, Aug 27 (IANS) Over 600 dancers painted like tigers and 300 percussionists took to the main thoroughfare of this sylvan Kerala town to perform the ancient Pulikali or the tiger dance as part of the Onam festivities.
More than 20,000 people Thursday lined the streets of this town, around 300 km from the state capital Thiruvananthapuram, braving the steady drizzle to witness the Pulikali folk dance that is being promoted as a tourist attraction and competitive event like the snake boat race by the state government.
The dancers, divided into 10 teams or 'Sangams' from nearly 25 villages in the Thrissur district, paraded down the high street, showing off their colourful and intricate tiger body art replete with stripes, rosettes, whiskers and fangs in natural hues of yellow, black, pink, purple, blue and red extracted from charcoal, earth, coloured stones, spices and leaves.
They danced to the beat of the traditional Chenda, Udukku and Thakil percussion instruments till late in the evening Thursday, the fifth day of Onam festivities that end Saturday.
The dancers, comprising men and boys, donned hand-painted tiger masks with twinkling electric lights as eyes that shone like the animals's amber gaze in the dark after sundown.
Their route navigated the ancient Vadakkunnathan temple spread over 100 acres of green park land in the main square of the city known as the Swaraj Round.
The temple, dedicated to Lord Shiva, is believed to have been built by seer Parasurama, who came to Kerala with 64 families from northern India.
Pulikali, also known as the Kuduvaklai dance, is a traditional recreational folk art form of Kerala that revolves around the ritual of the tiger hunt in the hilly swathes of the Western Ghats and the forests surrounding it.
The dance has a secular lineage.
History cites that the tradition of Pulikali dates back to more than 200 years when the king of Thrissur, Maharaja Ramaverma, introduced the ritual at the behest of his soldiers who wanted to celebrate Onam with a dance that reflected the wild and macho spirit of the force.

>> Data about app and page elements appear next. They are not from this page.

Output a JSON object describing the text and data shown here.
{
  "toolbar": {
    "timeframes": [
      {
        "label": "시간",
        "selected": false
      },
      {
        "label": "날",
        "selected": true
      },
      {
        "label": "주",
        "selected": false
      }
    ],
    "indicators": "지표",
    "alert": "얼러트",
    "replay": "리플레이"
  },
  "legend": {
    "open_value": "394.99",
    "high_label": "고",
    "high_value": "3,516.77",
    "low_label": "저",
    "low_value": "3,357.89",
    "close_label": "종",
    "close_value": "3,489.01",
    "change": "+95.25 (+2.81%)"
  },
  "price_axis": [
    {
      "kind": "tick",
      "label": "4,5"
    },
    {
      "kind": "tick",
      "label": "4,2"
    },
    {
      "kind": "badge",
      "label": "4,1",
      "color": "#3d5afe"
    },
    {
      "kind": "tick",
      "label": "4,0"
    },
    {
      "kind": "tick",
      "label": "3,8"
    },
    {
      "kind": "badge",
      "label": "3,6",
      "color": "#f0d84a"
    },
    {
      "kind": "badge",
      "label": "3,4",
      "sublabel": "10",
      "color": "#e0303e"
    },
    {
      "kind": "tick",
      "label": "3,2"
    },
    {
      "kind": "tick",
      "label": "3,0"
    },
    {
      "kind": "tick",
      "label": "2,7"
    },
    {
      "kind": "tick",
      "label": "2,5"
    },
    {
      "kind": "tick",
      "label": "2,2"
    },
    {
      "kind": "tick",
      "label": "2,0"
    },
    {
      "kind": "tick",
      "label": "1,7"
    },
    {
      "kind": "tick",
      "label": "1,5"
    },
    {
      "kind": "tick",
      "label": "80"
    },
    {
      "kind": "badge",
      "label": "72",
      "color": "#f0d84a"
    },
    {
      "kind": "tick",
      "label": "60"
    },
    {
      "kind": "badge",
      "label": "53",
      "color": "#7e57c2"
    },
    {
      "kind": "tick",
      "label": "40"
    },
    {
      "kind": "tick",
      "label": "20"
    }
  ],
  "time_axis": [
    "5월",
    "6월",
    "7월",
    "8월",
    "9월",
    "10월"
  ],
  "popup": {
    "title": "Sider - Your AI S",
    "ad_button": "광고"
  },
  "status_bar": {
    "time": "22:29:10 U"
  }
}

Later, Muslim soldiers stationed in Thrissur cantonment area as part of the British garrison joined in with fervour. They popularised the folk genre with steps and body language peculiar to a tiger being stalked by a hunter, enacting a play of the hunter and the beast.
The dance, then known as Puliketikali, later morphed into the present day Pulikali to commemorate the martial and hunting legacy of the local populace.
The group dance reflects team spirit and unity of the rural societies, old timers in the city said.
The colourful performance that began late afternoon drew people from as far as Kannur district, 200 km from Thrissur, and even non-resident Malayalees from Dubai and London.
'Every year, we watch the performance on television, but this year we decided to come to Thrissur because my family wanted to see it. We love the religious and folk heritage associated with the dance,' K.S. Sajan, a lecturer at the B.Ed Training College in Kannur district, told IANS.
London-based Aneetta, who migrated to Britain from Thrissur at the age of nine, was inspired to 'experience the Pulikali and soak in the spirit of the festivities in the land of Guruvayoor (temple) after watching a BBC journalist of Indian origin perform it on a television channel in Britain'.
'I liked the way he painted his body like a tiger and decided to spend my Onam break in Thrissur this year to see the villagers perform it,' she said.
Anu Biji, a resident of Dubai, 'wanted to relive her childhood in Thrissur when she watched the Pulikali every year'.
'I wanted my son to see it too,' she added.
The dance was accompanied by a colourful display of tableaux portraying snippets from the Indian mythology.
(Madhusree Chatterjee can be contacted at firstname.lastname@example.org)